Fischer and Ravizza take into account such negative moral reasons for compatibilists in their book Responsibility and Control. For the agent to be responsible in this compatibilist sense, although she may not act on the moral reasons, she must recognize them and be moved to act on them in some close possible world.

Alexander R Pruss said...


In a compatibilist setting, large-scale Frankfurt setups can ensure that in no close world is the agent moved to act on these reasons.

I suspect one needs the reasons to be pushing on the agent in the actual world.

Dagmara Lizlovs said...

"I suspect one needs the reasons to be pushing on the agent in the actual world."

Yes there are reasons pushing on an agent in the real world. Sometimes there are heavy duty reasons. There is also responsibility. The agent may have ignorance or insufficient knowledge; however there is always responsibility coupled to free will. I say this because when I made a decision to accept and take absolutely total responsibility for all those actions where I knew what was the right thing to do and was perfectly free to do but chose to the wrong things out of a self centered will, not only were my spiritual chains smashed at that instant, but also my free will became enabled in a way that it had not been before. It is as if taking total responsibility for one self enables free will, perhaps inspite of all of the reasons that may be pushing on one.

Dagmara Lizlovs said...
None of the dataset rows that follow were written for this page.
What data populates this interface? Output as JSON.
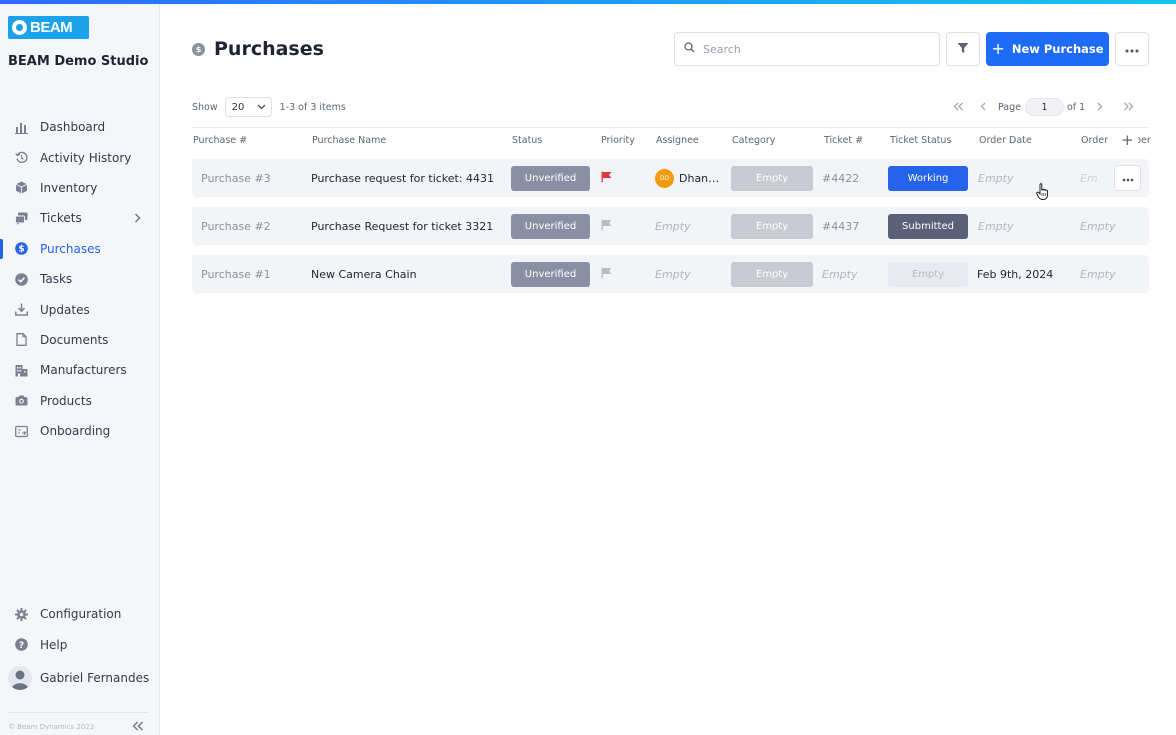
{
  "app": {
    "logo_text": "BEAM",
    "studio_name": "BEAM Demo Studio",
    "copyright": "© Beam Dynamics 2023",
    "accent_color": "#1e6cf5",
    "logo_color": "#1aa3ea"
  },
  "sidebar": {
    "items": [
      {
        "label": "Dashboard",
        "icon": "bar-chart-icon"
      },
      {
        "label": "Activity History",
        "icon": "history-icon"
      },
      {
        "label": "Inventory",
        "icon": "box-icon"
      },
      {
        "label": "Tickets",
        "icon": "tickets-icon",
        "has_submenu": true
      },
      {
        "label": "Purchases",
        "icon": "dollar-icon",
        "active": true
      },
      {
        "label": "Tasks",
        "icon": "check-circle-icon"
      },
      {
        "label": "Updates",
        "icon": "download-icon"
      },
      {
        "label": "Documents",
        "icon": "document-icon"
      },
      {
        "label": "Manufacturers",
        "icon": "building-icon"
      },
      {
        "label": "Products",
        "icon": "camera-icon"
      },
      {
        "label": "Onboarding",
        "icon": "onboarding-icon"
      }
    ],
    "bottom_items": [
      {
        "label": "Configuration",
        "icon": "gear-icon"
      },
      {
        "label": "Help",
        "icon": "help-icon"
      }
    ],
    "user_name": "Gabriel Fernandes"
  },
  "header": {
    "title": "Purchases",
    "search_placeholder": "Search",
    "new_button_label": "New Purchase"
  },
  "toolbar": {
    "show_label": "Show",
    "page_size": "20",
    "items_count": "1-3 of 3 items",
    "page_label": "Page",
    "page_number": "1",
    "of_label": "of 1"
  },
  "table": {
    "columns": [
      "Purchase #",
      "Purchase Name",
      "Status",
      "Priority",
      "Assignee",
      "Category",
      "Ticket #",
      "Ticket Status",
      "Order Date",
      "Order",
      "ber"
    ],
    "rows": [
      {
        "purchase_no": "Purchase #3",
        "name": "Purchase request for ticket: 4431",
        "status": "Unverified",
        "priority_flag": "red",
        "assignee_initials": "DD",
        "assignee": "Dhan…",
        "category": "Empty",
        "ticket_no": "#4422",
        "ticket_status": "Working",
        "order_date": "Empty",
        "order": "Em"
      },
      {
        "purchase_no": "Purchase #2",
        "name": "Purchase Request for ticket 3321",
        "status": "Unverified",
        "priority_flag": "gray",
        "assignee": "Empty",
        "category": "Empty",
        "ticket_no": "#4437",
        "ticket_status": "Submitted",
        "order_date": "Empty",
        "order": "Empty"
      },
      {
        "purchase_no": "Purchase #1",
        "name": "New Camera Chain",
        "status": "Unverified",
        "priority_flag": "gray",
        "assignee": "Empty",
        "category": "Empty",
        "ticket_no": "Empty",
        "ticket_status": "Empty",
        "order_date": "Feb 9th, 2024",
        "order": "Empty"
      }
    ]
  },
  "colors": {
    "status_unverified": "#8a8fa5",
    "ticket_working": "#2563eb",
    "ticket_submitted": "#5b6078",
    "priority_red": "#e0353b",
    "priority_gray": "#b8bcc6",
    "assignee_avatar": "#f29b0e"
  }
}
I have a couple of additional things. I wish to expand on my ideas about freewill and it comes from my life experience. And I have to look at several parts. I will list key elements. The first one is forgiveness. It is a radical forgiveness in that I made a choice to forgive no matter what one may be feeling inside and forcefully through an act of personal choice sticking to that forgiveness. It was exhausting, but it built confidence in myself and a degree of freedom. The second part is a radical repentance. That is repenting absolutely of all of my sins and getting rid of everything associated with those sins and breaking bonds with individuals who are a part of those sins. This really sucked, and I couldn’t stand the spiritual director who made go through this. But once I did this, it was freeing.
There are other things that I did, such as praying for guidance throughout all of this. Regular Confession and reception of the Eucharist, reading Scripture and various devotional literature, and listening to Christian music. With Scripture reading, I mean not just reading Bible verses, but reading how they are understood in the Catholic, Protestant, Orthodox and Jewish traditions, and building a foundation on those verses where these different faith traditions agree on interpretation.
Another aspect is the surrender of my personal freedom to Christ. Here I had a lot of problems. I had been raised to hold on to freedom no matter what. Growing up in a family that had lived under both Joseph Stalin and Adolf Hitler had indoctrinated me into never surrendering independence or personal freedom no matter what. As a result, I had an attitude of live free or die. Somehow surrendering this freedom to Christ was a barrier. Surrender what? My freedom? All my life there was one answer to this – never. Then one day I was out goose hunting some two years ago. In my hunting party was a 14 year-old girl, Carolyn. After the hunt, Big Dave, our guide told me that Carolyn sees me as a role model because I’m a female engineer and a hunter, and that she really needs people like me. Suddenly I realized I was a role model. I was afraid that I might screw up my job as role model and I didn’t want to do that. I knew only too well what role models meant to 14 year-olds. All I had to do was look back at the time when I was 14. Because of that, I turned my freedom over to Christ so that I wouldn’t screw up in being a role model. This was the reason pressing on the agent (me) to surrender my freedom to Christ.
Then came the next two pieces. One was this decision, also made as a choice no matter what I was personally feeling and that was to assert that I was not a victim of anything. And finally, the chain smasher - assuming complete responsibility for my choices.
Surrendering my will to Christ is the last thing left. I struggle here. I keep saying “I surrender my will”, but it feels like my hand is still tightly clutching it. I still keep trying.
I hope this helps anyone who reads this.